- _EXERCISE DETAILS_:
Which lines below include the string "value"? Please show each one.

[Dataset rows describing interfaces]
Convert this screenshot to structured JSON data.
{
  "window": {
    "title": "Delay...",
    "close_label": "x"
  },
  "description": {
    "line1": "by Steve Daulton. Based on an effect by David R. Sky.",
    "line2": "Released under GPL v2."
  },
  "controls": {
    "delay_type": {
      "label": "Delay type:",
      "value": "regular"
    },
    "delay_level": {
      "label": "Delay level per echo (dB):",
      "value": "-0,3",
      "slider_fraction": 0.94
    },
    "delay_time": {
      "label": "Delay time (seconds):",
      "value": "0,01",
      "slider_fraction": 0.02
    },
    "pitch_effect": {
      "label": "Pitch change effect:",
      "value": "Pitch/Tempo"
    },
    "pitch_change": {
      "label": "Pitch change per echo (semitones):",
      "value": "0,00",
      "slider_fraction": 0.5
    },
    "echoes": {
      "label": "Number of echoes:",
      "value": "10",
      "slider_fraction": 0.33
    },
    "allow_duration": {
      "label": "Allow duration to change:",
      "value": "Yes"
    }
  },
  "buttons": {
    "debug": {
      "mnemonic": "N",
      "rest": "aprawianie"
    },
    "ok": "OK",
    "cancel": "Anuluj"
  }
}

- _SOLUTION TO THE PROBLEM_:
      "value": "regular"
      "value": "-0,3",
      "value": "0,01",
      "value": "Pitch/Tempo"
      "value": "0,00",
      "value": "10",
      "value": "Yes"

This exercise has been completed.